- Even women under age 40, however, in almost all cases presented with low functional ovarian reserve (LFOR) and, therefore, despite their younger ages, were relatively poor prognosis patients. While age can be compared with other IVF centers in national registries, and we, therefore, can make a categorical statement about the age of CHR’s patients, LFOR cannot be objectively compared. Our believe that CHR also serves the overall most unfavorably selected patient population among all U.S. IVF centers (and likely the world) is, therefore, only our subjective, though well-grounded, opinion.
Age of women undergoing non-donor autologous IVF cycles
As we always point in presenting last year’s data so early in the following year, live birth rates, as of this point, are noy yet determined. Those, at the earliest will be known in approximately one year. This is the reason why national registries report cycle outcome always with 2-3 years delays. What we here report, are clinical pregnancies, defined as pregnancies with fetal heart seen on ultrasound. They can be assumed to be close to the live birth rate since pregnancy losses after fetal heart are rare; but live birth rates are always somewhat lower than clinical pregnancy rates. ASRM requires from its membership (and CHR is a member) to point out this fact when reporting pregnancy rates and not live birth rates.
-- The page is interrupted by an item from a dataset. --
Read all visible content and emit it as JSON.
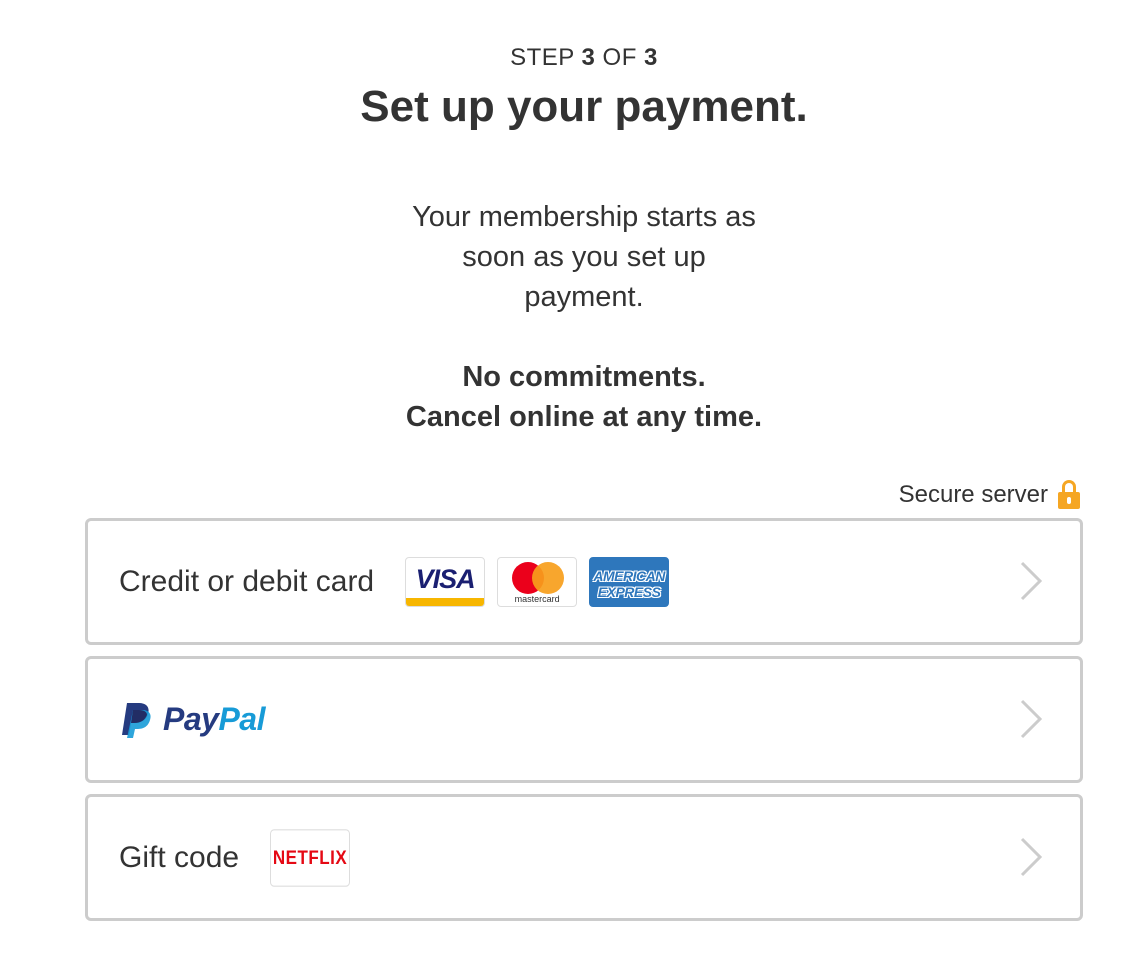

- Equally important, here reported pregnancy rates are reported with reference point embryo transfer and not with reference point cycle start (intent to treat), as CHR usually strongly recommends. The reason for this is the age of CHR’s IVF patients. With almost half of all patients over age 43, many patients never reach embryo transfer because their cycles are either cancelled, no eggs are retrieved, or no embryos are available for transfer. In as poor a prognosis population as CHR is treating, reporting with reference point cycle start, therefore, makes little sense: Patients at those ages who initiate IVF cycles with their own eggs fully understand their risk of obtaining no eggs/embryos. They are, however, interested in knowing what their chances of success may be if they at least produce one embryo for transfer. Obviously, chances increase with increasing numbers of embryos available for transfer. ASRM also mandates that these facts be disclosed when reporting outcomes not per “intent to treat.” Moreover, ASRM in such situations also mandates establishment of a link to the SART registry where CHR’s earlier live birth rates by “intent to treat” are listed. As noted earlier, these outcomes are, however, always 2-3 years removed.
Clinical Pregnancy Rates
|Age||Fresh Autologous Cycles with Embryo Transfer||Autologous Frozen-Thawed Cycles||Third Party Egg Donor Cycles|
|< 30||33.3%||34.0%||Fresh Donor Cycle||57.1%|
|36-39||25.0%||Gender Selection||Frozen Donor Eggs||20.0%|
|40||14.8%||16.7%||Frozen Donor Embryos||40.5%|
|42||14.3%||Frozen-Thawed Cycles after PGT-A|
|43||17.7%||Chromosomal "abnormal" embryos||70.0%|
|44+||0%||Chromosomal "normal" embryos||50.0%|
Considering our center’s patient population, above summarized cycle outcomes must be viewed as exceptional. They, indeed, would have to be considered as excellent even at an IVF center that serves an average patient population. To achieve such outcomes in what clearly represents the oldest but, likely, also the most adversely selected patient population at any IVF center in the U.S (and likely the world) must, indeed, be viewed as exceptional.
Norbert Gleicher, MD, leads CHR’s clinical and research efforts as Medical Director and Chief Scientist. A world-renowned specialist in reproductive endocrinology, Dr. Gleicher has published hundreds of peer-reviewed papers and lectured globally while keeping an active clinical career focused on ovarian aging, immunological issues and other difficult cases of infertility.